__What you are asked to do__
Return the whole listing unchanged. Drop the images.

__Entries supplied__
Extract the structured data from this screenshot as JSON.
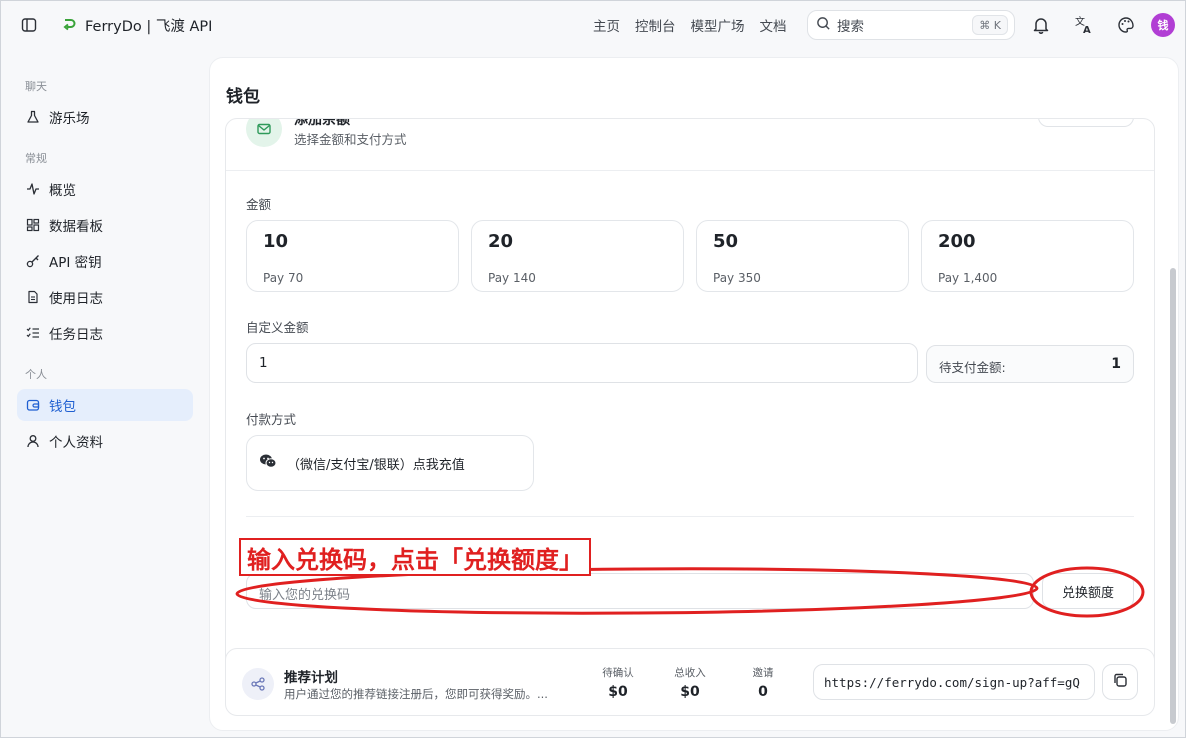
{
  "app": {
    "title": "FerryDo | 飞渡 API"
  },
  "nav": {
    "items": [
      "主页",
      "控制台",
      "模型广场",
      "文档"
    ]
  },
  "search": {
    "placeholder": "搜索",
    "shortcut": "⌘ K"
  },
  "user": {
    "avatar_text": "钱"
  },
  "sidebar": {
    "groups": [
      {
        "label": "聊天",
        "items": [
          {
            "label": "游乐场",
            "icon": "flask-icon"
          }
        ]
      },
      {
        "label": "常规",
        "items": [
          {
            "label": "概览",
            "icon": "activity-icon"
          },
          {
            "label": "数据看板",
            "icon": "dashboard-icon"
          },
          {
            "label": "API 密钥",
            "icon": "key-icon"
          },
          {
            "label": "使用日志",
            "icon": "file-text-icon"
          },
          {
            "label": "任务日志",
            "icon": "list-checks-icon"
          }
        ]
      },
      {
        "label": "个人",
        "items": [
          {
            "label": "钱包",
            "icon": "wallet-icon",
            "active": true
          },
          {
            "label": "个人资料",
            "icon": "user-icon"
          }
        ]
      }
    ]
  },
  "page": {
    "title": "钱包"
  },
  "recharge": {
    "title": "添加余额",
    "subtitle": "选择金额和支付方式",
    "amount_label": "金额",
    "options": [
      {
        "value": "10",
        "pay": "Pay 70"
      },
      {
        "value": "20",
        "pay": "Pay 140"
      },
      {
        "value": "50",
        "pay": "Pay 350"
      },
      {
        "value": "200",
        "pay": "Pay 1,400"
      }
    ],
    "custom_label": "自定义金额",
    "custom_value": "1",
    "pending_label": "待支付金额:",
    "pending_value": "1",
    "payment_label": "付款方式",
    "payment_method": "（微信/支付宝/银联）点我充值",
    "redeem_placeholder": "输入您的兑换码",
    "redeem_button": "兑换额度"
  },
  "annotation": {
    "text": "输入兑换码，点击「兑换额度」",
    "color": "#e02020"
  },
  "referral": {
    "title": "推荐计划",
    "description": "用户通过您的推荐链接注册后，您即可获得奖励。...",
    "stats": [
      {
        "label": "待确认",
        "value": "$0"
      },
      {
        "label": "总收入",
        "value": "$0"
      },
      {
        "label": "邀请",
        "value": "0"
      }
    ],
    "link": "https://ferrydo.com/sign-up?aff=gQ"
  },
  "colors": {
    "accent": "#1f5fd1",
    "active_bg": "#e5eefc",
    "avatar": "#b13ed4",
    "annotation": "#e02020"
  }
}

__Result for this exercise__
Extract the structured data from this screenshot as JSON.
{
  "app": {
    "title": "FerryDo | 飞渡 API"
  },
  "nav": {
    "items": [
      "主页",
      "控制台",
      "模型广场",
      "文档"
    ]
  },
  "search": {
    "placeholder": "搜索",
    "shortcut": "⌘ K"
  },
  "user": {
    "avatar_text": "钱"
  },
  "sidebar": {
    "groups": [
      {
        "label": "聊天",
        "items": [
          {
            "label": "游乐场",
            "icon": "flask-icon"
          }
        ]
      },
      {
        "label": "常规",
        "items": [
          {
            "label": "概览",
            "icon": "activity-icon"
          },
          {
            "label": "数据看板",
            "icon": "dashboard-icon"
          },
          {
            "label": "API 密钥",
            "icon": "key-icon"
          },
          {
            "label": "使用日志",
            "icon": "file-text-icon"
          },
          {
            "label": "任务日志",
            "icon": "list-checks-icon"
          }
        ]
      },
      {
        "label": "个人",
        "items": [
          {
            "label": "钱包",
            "icon": "wallet-icon",
            "active": true
          },
          {
            "label": "个人资料",
            "icon": "user-icon"
          }
        ]
      }
    ]
  },
  "page": {
    "title": "钱包"
  },
  "recharge": {
    "title": "添加余额",
    "subtitle": "选择金额和支付方式",
    "amount_label": "金额",
    "options": [
      {
        "value": "10",
        "pay": "Pay 70"
      },
      {
        "value": "20",
        "pay": "Pay 140"
      },
      {
        "value": "50",
        "pay": "Pay 350"
      },
      {
        "value": "200",
        "pay": "Pay 1,400"
      }
    ],
    "custom_label": "自定义金额",
    "custom_value": "1",
    "pending_label": "待支付金额:",
    "pending_value": "1",
    "payment_label": "付款方式",
    "payment_method": "（微信/支付宝/银联）点我充值",
    "redeem_placeholder": "输入您的兑换码",
    "redeem_button": "兑换额度"
  },
  "annotation": {
    "text": "输入兑换码，点击「兑换额度」",
    "color": "#e02020"
  },
  "referral": {
    "title": "推荐计划",
    "description": "用户通过您的推荐链接注册后，您即可获得奖励。...",
    "stats": [
      {
        "label": "待确认",
        "value": "$0"
      },
      {
        "label": "总收入",
        "value": "$0"
      },
      {
        "label": "邀请",
        "value": "0"
      }
    ],
    "link": "https://ferrydo.com/sign-up?aff=gQ"
  },
  "colors": {
    "accent": "#1f5fd1",
    "active_bg": "#e5eefc",
    "avatar": "#b13ed4",
    "annotation": "#e02020"
  }
}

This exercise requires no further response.